The Farm gate price is the best indicator when talking about real prices paid to farmers. The farm gate price is literally the price paid at the farm. Farm gate prices differ from FOB prices in that FOB prices include all the processes that are carried out when the coffee leaves the farm, such as transport, milling, hulling, analysis, cupping, packaging and logistics and operations.
Lack of transparency may occur when the exporter is different from the producer, so traceability of quality and prices might get lost or hidden in the process. Depending on the country, farm gate prices tend to include the following steps: seeding, harvesting, picking, selecting, washing/processing/depulping (either washed or honey), fermenting and drying.
In Central and South America, many producers process their coffee on the farm and also carry out the drying process.
In Africa, producers carry their cherries to the washing stations to continue with the washing/depulping, sorting and drying processes.
The process of obtaining the green coffee
Green coffee is the finished product that roasters use as a raw material. However, green coffee is just the finished product of the processor/mill. There is a huge probability that the coffee was bought from the farmer in another form.

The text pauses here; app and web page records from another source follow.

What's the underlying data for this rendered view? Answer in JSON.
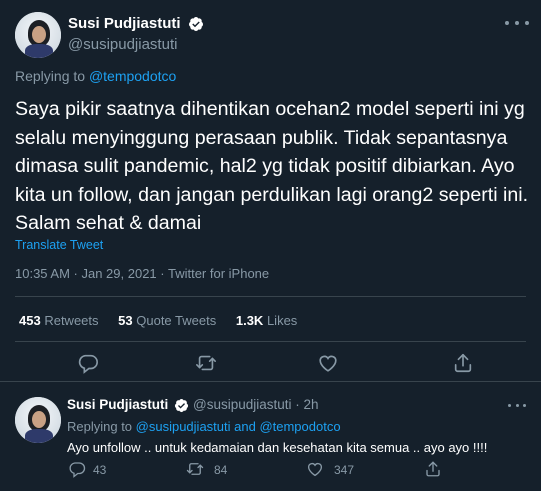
{
  "main_tweet": {
    "author_name": "Susi Pudjiastuti",
    "handle": "@susipudjiastuti",
    "replying_prefix": "Replying to ",
    "replying_to": "@tempodotco",
    "text": "Saya pikir saatnya dihentikan ocehan2 model seperti ini yg selalu menyinggung perasaan publik. Tidak sepantasnya dimasa sulit pandemic, hal2 yg tidak positif dibiarkan. Ayo kita un follow, dan jangan perdulikan lagi orang2 seperti ini. Salam sehat & damai",
    "translate_label": "Translate Tweet",
    "meta": "10:35 AM · Jan 29, 2021 · Twitter for iPhone",
    "stats": {
      "retweets_count": "453",
      "retweets_label": "Retweets",
      "quotes_count": "53",
      "quotes_label": "Quote Tweets",
      "likes_count": "1.3K",
      "likes_label": "Likes"
    }
  },
  "reply_tweet": {
    "author_name": "Susi Pudjiastuti",
    "handle_time": "@susipudjiastuti · 2h",
    "replying_prefix": "Replying to ",
    "replying_to_1": "@susipudjiastuti",
    "replying_and": " and ",
    "replying_to_2": "@tempodotco",
    "text": "Ayo unfollow .. untuk kedamaian dan kesehatan kita semua .. ayo ayo !!!!",
    "reply_count": "43",
    "retweet_count": "84",
    "like_count": "347"
  },
  "colors": {
    "background": "#15202b",
    "accent": "#1da1f2",
    "secondary_text": "#8899a6",
    "divider": "#38444d"
  },
  "icons": [
    "verified-badge-icon",
    "more-icon",
    "reply-icon",
    "retweet-icon",
    "like-icon",
    "share-icon"
  ]
}
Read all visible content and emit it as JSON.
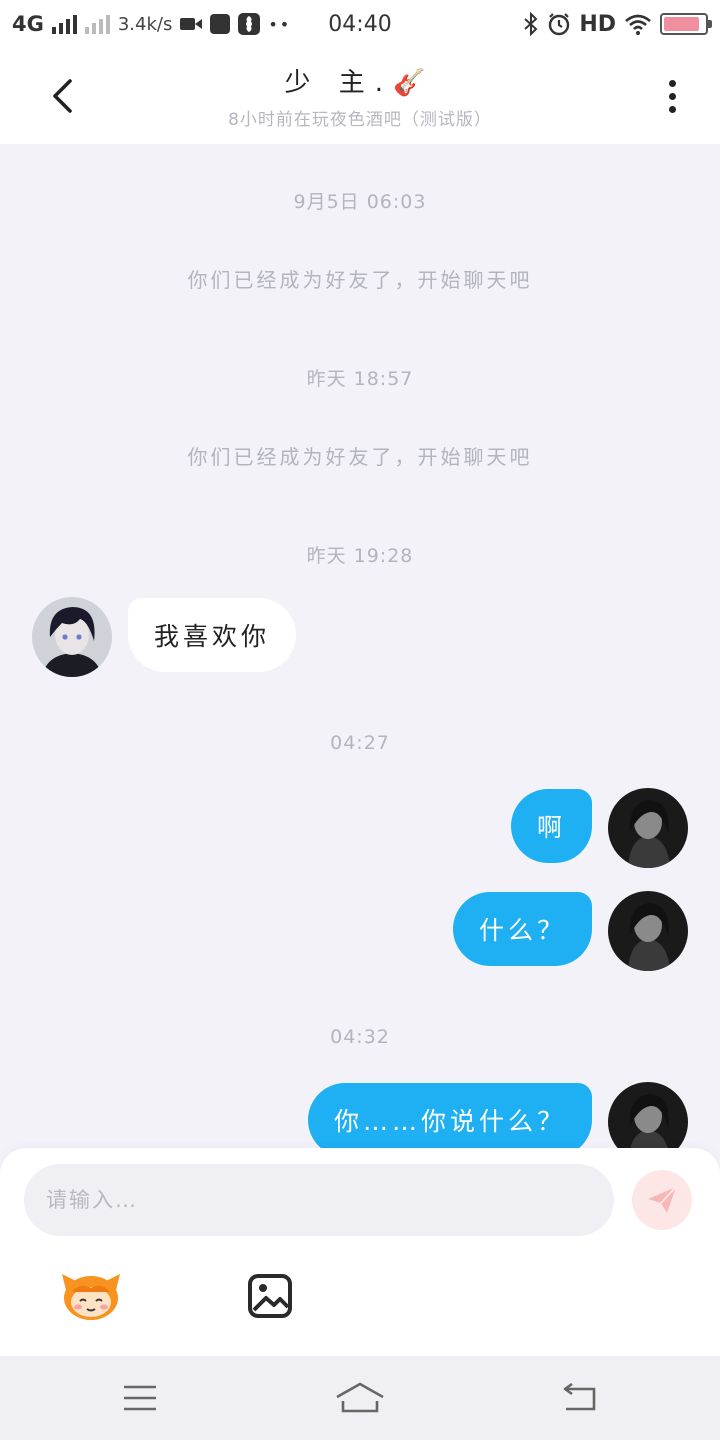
{
  "status_bar": {
    "network": "4G",
    "speed": "3.4k/s",
    "time": "04:40",
    "hd": "HD",
    "icons": [
      "signal-icon",
      "video-icon",
      "fan-icon",
      "bluetooth-icon",
      "alarm-icon",
      "wifi-icon",
      "battery-icon"
    ]
  },
  "header": {
    "title": "少 主.🎸",
    "subtitle": "8小时前在玩夜色酒吧（测试版）"
  },
  "messages": {
    "stamp1": "9月5日 06:03",
    "system1": "你们已经成为好友了，开始聊天吧",
    "stamp2": "昨天 18:57",
    "system2": "你们已经成为好友了，开始聊天吧",
    "stamp3": "昨天 19:28",
    "incoming1": "我喜欢你",
    "stamp4": "04:27",
    "outgoing1": "啊",
    "outgoing2": "什么？",
    "stamp5": "04:32",
    "outgoing3": "你……你说什么？"
  },
  "composer": {
    "placeholder": "请输入…",
    "value": ""
  },
  "colors": {
    "outgoing_bubble": "#1eb0f3",
    "incoming_bubble": "#ffffff",
    "background": "#f2f2f8",
    "send_button": "#fde6e6"
  }
}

Types of coffee
It is the form of coffee that still retains the mucilage and husk. Coffee is sold this way by farmers to washing stations in Africa.
To become green coffee approximately 50% of the weight is lost.
2) Wet parchment.
This applies only to washed or honey coffees. Some producers sell their coffee wet because they need cash flow (and cannot wait the days required for the total drying of their coffee) or because they do not have the infrastructure for drying it. It is difficult for this coffee to become specialty coffee because drying has a very high impact on the cup profile.
In order to become green coffee approximately 55% of the weight is lost.
3) Dry parchment.
This is the most common form in which farmers sell their coffee in several countries in South and Central America. Exporters and mills buy coffee in this form. The coffee has not gone through the threshing process, that is to say, the film that leaves it free as an almond has not been removed. Honey and washed coffees are commonly sold in this form.
When it becomes green coffee approximately 20% of its weight is lost.
4) Green coffee.
It is the coffee that has already been processed and has gone through the threshing machine. The value added is total and the producer has carried out the entire process including drying and threshing. A producer selling green coffee has already developed a vertical integration in its supply chain.
Forms of coffee sold (Figure)
The figure below depicts the possible forms of coffee sold by the producer. In some other agricultural products, the form of the product can be comparable to the value added in each step. However, it is not possible to talk about added value strictly related to the form of coffee sold because the value added to the coffee is not limited to the processing to get the green coffee beans but rather to other activities that require expertise such as fermentation, fertilization, selection and drying.
Are farm gates prices all the same?
If a coffee is purchased in any form other than green coffee it means that the producer or association of producers have contracted a threshing or processing plant to complete the process and this must be considered apart from the farm price. The common role and added value of mills (on top of the many related tasks) is that of getting dry parchment and turning it into green coffee.
Coffee can be sold by producers in the form of cherries, wet parchment, dry parchment and green coffee, depending on the level of vertical integration of the producer, namely their size and financial leverage. Transparent farm gate prices and forms of coffee sold by the producer are two basic pieces of information to improve equity in the coffee’s value chain.